▸ Instructions for the task:
Give back every record exactly as written.

Information supplied START

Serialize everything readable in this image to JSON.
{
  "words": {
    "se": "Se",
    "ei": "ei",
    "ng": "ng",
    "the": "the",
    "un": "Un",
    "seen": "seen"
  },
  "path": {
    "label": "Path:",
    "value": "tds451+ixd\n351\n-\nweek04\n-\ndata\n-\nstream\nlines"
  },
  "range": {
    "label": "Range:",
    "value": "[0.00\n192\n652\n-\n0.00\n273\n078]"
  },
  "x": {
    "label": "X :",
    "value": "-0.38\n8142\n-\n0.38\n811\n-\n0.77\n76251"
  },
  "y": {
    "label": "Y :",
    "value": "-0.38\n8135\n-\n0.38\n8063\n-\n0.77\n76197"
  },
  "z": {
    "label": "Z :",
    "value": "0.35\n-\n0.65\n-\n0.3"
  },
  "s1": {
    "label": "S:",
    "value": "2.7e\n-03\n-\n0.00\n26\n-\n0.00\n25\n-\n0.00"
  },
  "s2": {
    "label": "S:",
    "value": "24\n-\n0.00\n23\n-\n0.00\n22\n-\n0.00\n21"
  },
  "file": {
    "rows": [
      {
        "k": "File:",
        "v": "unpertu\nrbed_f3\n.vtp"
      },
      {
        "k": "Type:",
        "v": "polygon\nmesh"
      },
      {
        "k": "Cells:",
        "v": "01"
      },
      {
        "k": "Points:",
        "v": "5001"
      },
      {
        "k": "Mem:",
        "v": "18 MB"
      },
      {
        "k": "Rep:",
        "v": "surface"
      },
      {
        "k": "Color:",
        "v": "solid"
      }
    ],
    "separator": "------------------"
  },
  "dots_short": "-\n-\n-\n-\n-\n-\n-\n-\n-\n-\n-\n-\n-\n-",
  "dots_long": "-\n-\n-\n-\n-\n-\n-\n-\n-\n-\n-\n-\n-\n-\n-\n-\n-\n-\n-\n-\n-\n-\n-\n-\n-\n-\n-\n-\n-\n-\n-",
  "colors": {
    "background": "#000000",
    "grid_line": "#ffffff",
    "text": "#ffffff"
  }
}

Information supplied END

▸ Solution to this task:
Serialize everything readable in this image to JSON.
{
  "words": {
    "se": "Se",
    "ei": "ei",
    "ng": "ng",
    "the": "the",
    "un": "Un",
    "seen": "seen"
  },
  "path": {
    "label": "Path:",
    "value": "tds451+ixd\n351\n-\nweek04\n-\ndata\n-\nstream\nlines"
  },
  "range": {
    "label": "Range:",
    "value": "[0.00\n192\n652\n-\n0.00\n273\n078]"
  },
  "x": {
    "label": "X :",
    "value": "-0.38\n8142\n-\n0.38\n811\n-\n0.77\n76251"
  },
  "y": {
    "label": "Y :",
    "value": "-0.38\n8135\n-\n0.38\n8063\n-\n0.77\n76197"
  },
  "z": {
    "label": "Z :",
    "value": "0.35\n-\n0.65\n-\n0.3"
  },
  "s1": {
    "label": "S:",
    "value": "2.7e\n-03\n-\n0.00\n26\n-\n0.00\n25\n-\n0.00"
  },
  "s2": {
    "label": "S:",
    "value": "24\n-\n0.00\n23\n-\n0.00\n22\n-\n0.00\n21"
  },
  "file": {
    "rows": [
      {
        "k": "File:",
        "v": "unpertu\nrbed_f3\n.vtp"
      },
      {
        "k": "Type:",
        "v": "polygon\nmesh"
      },
      {
        "k": "Cells:",
        "v": "01"
      },
      {
        "k": "Points:",
        "v": "5001"
      },
      {
        "k": "Mem:",
        "v": "18 MB"
      },
      {
        "k": "Rep:",
        "v": "surface"
      },
      {
        "k": "Color:",
        "v": "solid"
      }
    ],
    "separator": "------------------"
  },
  "dots_short": "-\n-\n-\n-\n-\n-\n-\n-\n-\n-\n-\n-\n-\n-",
  "dots_long": "-\n-\n-\n-\n-\n-\n-\n-\n-\n-\n-\n-\n-\n-\n-\n-\n-\n-\n-\n-\n-\n-\n-\n-\n-\n-\n-\n-\n-\n-\n-",
  "colors": {
    "background": "#000000",
    "grid_line": "#ffffff",
    "text": "#ffffff"
  }
}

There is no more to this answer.